(DATASET CONTENT)
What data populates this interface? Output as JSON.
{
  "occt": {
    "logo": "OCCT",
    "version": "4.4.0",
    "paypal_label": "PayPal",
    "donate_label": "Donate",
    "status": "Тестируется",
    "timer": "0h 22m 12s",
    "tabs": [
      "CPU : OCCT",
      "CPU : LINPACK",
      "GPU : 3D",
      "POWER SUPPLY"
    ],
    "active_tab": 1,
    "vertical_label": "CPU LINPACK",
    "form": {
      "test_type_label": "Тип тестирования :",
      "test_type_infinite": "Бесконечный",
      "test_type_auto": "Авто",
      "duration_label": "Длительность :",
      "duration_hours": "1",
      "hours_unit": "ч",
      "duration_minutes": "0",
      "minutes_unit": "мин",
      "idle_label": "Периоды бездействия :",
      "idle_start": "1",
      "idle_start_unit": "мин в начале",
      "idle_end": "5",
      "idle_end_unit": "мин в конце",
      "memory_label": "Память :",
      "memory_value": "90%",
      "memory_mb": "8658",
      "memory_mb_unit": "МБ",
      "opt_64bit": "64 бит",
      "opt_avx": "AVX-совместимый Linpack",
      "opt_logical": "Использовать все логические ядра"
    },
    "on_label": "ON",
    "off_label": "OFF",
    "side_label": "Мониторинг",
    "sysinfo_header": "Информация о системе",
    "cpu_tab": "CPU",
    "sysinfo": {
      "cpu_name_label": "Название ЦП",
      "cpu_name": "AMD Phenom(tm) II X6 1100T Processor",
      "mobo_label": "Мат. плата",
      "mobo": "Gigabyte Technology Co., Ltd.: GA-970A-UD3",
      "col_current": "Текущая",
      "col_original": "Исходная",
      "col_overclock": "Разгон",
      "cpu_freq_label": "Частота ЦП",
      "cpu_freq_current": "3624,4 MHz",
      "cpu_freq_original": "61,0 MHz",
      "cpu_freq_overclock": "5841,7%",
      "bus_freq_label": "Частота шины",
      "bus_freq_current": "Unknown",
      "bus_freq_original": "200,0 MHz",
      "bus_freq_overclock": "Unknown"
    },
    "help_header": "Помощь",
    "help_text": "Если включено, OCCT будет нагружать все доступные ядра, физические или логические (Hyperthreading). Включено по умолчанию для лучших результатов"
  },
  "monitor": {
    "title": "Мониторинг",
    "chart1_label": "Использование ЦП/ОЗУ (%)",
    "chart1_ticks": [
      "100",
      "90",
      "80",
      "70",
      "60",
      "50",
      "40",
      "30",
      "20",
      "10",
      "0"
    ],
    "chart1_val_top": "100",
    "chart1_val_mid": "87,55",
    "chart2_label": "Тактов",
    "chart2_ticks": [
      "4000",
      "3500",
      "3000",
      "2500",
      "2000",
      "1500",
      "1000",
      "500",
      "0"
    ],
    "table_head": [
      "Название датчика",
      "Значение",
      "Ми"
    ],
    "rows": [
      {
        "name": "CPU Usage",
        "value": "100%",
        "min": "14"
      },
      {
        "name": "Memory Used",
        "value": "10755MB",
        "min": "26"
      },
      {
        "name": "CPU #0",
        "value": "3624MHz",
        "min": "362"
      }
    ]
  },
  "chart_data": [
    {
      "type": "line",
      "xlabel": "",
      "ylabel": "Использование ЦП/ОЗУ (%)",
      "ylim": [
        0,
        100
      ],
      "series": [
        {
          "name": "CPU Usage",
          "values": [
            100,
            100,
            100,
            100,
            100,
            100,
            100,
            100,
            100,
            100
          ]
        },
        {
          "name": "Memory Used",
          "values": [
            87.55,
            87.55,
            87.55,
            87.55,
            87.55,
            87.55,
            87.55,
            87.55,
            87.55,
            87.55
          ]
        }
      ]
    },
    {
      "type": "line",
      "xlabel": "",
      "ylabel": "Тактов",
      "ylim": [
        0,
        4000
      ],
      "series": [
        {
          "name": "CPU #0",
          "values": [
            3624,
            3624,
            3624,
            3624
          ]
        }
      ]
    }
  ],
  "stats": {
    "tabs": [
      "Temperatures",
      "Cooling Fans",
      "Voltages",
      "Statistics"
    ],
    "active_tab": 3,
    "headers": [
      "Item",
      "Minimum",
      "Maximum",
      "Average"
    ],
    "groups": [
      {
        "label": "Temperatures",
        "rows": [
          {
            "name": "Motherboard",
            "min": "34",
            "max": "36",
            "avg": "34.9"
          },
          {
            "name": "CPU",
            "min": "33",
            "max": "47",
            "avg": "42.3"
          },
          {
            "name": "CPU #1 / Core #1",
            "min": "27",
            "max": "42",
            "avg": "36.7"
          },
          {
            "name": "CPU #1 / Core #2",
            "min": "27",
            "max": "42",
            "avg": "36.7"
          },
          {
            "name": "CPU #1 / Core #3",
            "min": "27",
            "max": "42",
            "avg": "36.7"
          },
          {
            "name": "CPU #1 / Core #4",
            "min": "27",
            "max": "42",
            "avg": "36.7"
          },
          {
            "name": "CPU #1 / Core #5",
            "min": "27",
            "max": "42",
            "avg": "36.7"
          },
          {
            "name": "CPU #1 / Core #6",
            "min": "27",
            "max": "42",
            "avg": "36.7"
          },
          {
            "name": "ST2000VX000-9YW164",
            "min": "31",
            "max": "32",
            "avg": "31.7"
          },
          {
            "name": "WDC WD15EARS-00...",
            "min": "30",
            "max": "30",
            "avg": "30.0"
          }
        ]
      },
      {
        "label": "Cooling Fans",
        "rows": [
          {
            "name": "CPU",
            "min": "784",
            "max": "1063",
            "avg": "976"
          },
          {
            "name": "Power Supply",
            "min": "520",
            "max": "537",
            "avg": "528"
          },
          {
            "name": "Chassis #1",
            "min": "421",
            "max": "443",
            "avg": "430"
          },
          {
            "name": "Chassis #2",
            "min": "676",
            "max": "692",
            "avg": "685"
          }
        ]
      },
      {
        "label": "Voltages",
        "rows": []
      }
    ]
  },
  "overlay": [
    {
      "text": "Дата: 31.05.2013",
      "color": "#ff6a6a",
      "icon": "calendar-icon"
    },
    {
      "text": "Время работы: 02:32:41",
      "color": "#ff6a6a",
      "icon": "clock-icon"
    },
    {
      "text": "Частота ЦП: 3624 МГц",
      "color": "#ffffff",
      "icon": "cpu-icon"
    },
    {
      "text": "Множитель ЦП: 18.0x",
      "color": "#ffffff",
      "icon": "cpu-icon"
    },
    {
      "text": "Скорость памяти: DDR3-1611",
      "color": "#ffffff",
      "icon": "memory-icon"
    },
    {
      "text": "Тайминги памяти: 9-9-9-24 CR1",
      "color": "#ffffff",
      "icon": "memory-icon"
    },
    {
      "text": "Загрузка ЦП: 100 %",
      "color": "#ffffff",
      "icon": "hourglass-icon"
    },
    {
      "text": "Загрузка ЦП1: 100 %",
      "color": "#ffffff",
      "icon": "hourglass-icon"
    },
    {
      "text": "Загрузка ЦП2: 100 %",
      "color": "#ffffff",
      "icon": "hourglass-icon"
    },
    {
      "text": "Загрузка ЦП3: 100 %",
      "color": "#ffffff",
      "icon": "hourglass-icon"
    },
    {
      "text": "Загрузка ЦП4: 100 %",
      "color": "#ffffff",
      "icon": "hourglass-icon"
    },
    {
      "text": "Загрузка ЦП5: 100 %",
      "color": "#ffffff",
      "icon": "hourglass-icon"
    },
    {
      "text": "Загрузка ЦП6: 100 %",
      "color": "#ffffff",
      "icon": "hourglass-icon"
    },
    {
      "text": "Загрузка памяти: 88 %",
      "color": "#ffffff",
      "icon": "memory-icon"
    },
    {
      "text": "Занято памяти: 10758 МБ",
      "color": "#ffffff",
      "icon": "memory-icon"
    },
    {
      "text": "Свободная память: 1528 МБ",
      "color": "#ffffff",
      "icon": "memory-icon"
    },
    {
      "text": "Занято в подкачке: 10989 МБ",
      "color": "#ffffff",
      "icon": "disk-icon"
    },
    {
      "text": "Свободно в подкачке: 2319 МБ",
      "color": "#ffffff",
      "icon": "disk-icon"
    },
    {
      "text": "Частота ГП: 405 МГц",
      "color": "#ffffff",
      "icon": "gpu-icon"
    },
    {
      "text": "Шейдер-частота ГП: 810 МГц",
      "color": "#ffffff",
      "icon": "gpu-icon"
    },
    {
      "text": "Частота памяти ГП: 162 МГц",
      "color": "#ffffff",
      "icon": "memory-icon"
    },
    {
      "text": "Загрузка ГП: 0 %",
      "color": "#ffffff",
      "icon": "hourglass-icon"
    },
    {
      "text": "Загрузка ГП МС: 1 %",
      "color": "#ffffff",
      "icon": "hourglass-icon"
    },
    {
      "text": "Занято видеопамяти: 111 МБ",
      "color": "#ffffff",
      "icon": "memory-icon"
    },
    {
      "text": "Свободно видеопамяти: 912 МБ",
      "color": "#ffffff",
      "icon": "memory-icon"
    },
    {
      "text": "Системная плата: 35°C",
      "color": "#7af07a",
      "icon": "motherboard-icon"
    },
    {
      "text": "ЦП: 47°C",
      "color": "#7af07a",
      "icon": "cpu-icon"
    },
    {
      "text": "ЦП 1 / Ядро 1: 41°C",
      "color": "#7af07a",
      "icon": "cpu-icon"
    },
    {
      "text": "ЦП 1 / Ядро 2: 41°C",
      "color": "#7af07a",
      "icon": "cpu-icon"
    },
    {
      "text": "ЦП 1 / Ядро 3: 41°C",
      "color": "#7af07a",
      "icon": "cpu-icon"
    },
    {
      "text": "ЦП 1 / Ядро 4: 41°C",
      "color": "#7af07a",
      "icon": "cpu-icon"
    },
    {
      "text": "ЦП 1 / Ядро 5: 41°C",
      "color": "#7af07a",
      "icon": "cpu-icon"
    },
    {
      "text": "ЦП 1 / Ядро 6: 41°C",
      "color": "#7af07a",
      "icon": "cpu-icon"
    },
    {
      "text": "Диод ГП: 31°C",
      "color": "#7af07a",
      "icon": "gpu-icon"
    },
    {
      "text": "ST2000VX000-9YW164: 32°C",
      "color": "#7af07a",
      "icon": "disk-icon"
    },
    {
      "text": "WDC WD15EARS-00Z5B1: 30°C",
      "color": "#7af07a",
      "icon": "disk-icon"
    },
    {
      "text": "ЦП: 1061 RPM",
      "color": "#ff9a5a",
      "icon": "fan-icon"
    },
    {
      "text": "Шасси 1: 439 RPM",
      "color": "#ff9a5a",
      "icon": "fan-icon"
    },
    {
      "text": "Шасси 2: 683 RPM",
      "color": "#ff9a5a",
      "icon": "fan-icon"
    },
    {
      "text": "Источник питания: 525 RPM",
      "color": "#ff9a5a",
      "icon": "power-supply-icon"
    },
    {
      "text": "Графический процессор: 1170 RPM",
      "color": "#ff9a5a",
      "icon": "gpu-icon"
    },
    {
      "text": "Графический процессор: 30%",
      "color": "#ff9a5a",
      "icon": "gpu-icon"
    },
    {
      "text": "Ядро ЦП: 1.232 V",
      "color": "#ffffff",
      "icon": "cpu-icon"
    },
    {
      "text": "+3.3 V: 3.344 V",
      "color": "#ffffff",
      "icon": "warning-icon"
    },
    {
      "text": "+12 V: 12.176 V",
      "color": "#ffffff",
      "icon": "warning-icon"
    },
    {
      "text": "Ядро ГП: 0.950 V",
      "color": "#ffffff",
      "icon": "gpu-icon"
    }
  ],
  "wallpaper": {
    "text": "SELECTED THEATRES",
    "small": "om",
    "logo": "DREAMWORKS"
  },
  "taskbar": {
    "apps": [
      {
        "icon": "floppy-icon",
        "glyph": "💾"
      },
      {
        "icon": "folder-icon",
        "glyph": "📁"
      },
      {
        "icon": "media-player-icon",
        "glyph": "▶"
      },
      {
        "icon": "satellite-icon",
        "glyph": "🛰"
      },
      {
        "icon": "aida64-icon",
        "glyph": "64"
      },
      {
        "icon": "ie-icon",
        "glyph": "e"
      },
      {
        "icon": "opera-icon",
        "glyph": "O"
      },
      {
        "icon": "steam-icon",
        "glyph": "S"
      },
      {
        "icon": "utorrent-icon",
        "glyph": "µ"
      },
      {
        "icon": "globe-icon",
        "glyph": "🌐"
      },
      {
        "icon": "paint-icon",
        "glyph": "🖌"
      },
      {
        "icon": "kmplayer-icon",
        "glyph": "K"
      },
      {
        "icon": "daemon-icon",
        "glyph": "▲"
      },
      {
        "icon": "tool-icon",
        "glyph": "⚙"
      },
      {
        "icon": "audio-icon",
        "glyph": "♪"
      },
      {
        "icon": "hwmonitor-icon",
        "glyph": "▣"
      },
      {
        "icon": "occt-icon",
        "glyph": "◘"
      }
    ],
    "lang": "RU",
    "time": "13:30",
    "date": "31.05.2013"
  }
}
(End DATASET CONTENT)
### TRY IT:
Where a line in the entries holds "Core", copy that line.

### RESULT:
            "name": "CPU #1 / Core #1",
            "name": "CPU #1 / Core #2",
            "name": "CPU #1 / Core #3",
            "name": "CPU #1 / Core #4",
            "name": "CPU #1 / Core #5",
            "name": "CPU #1 / Core #6",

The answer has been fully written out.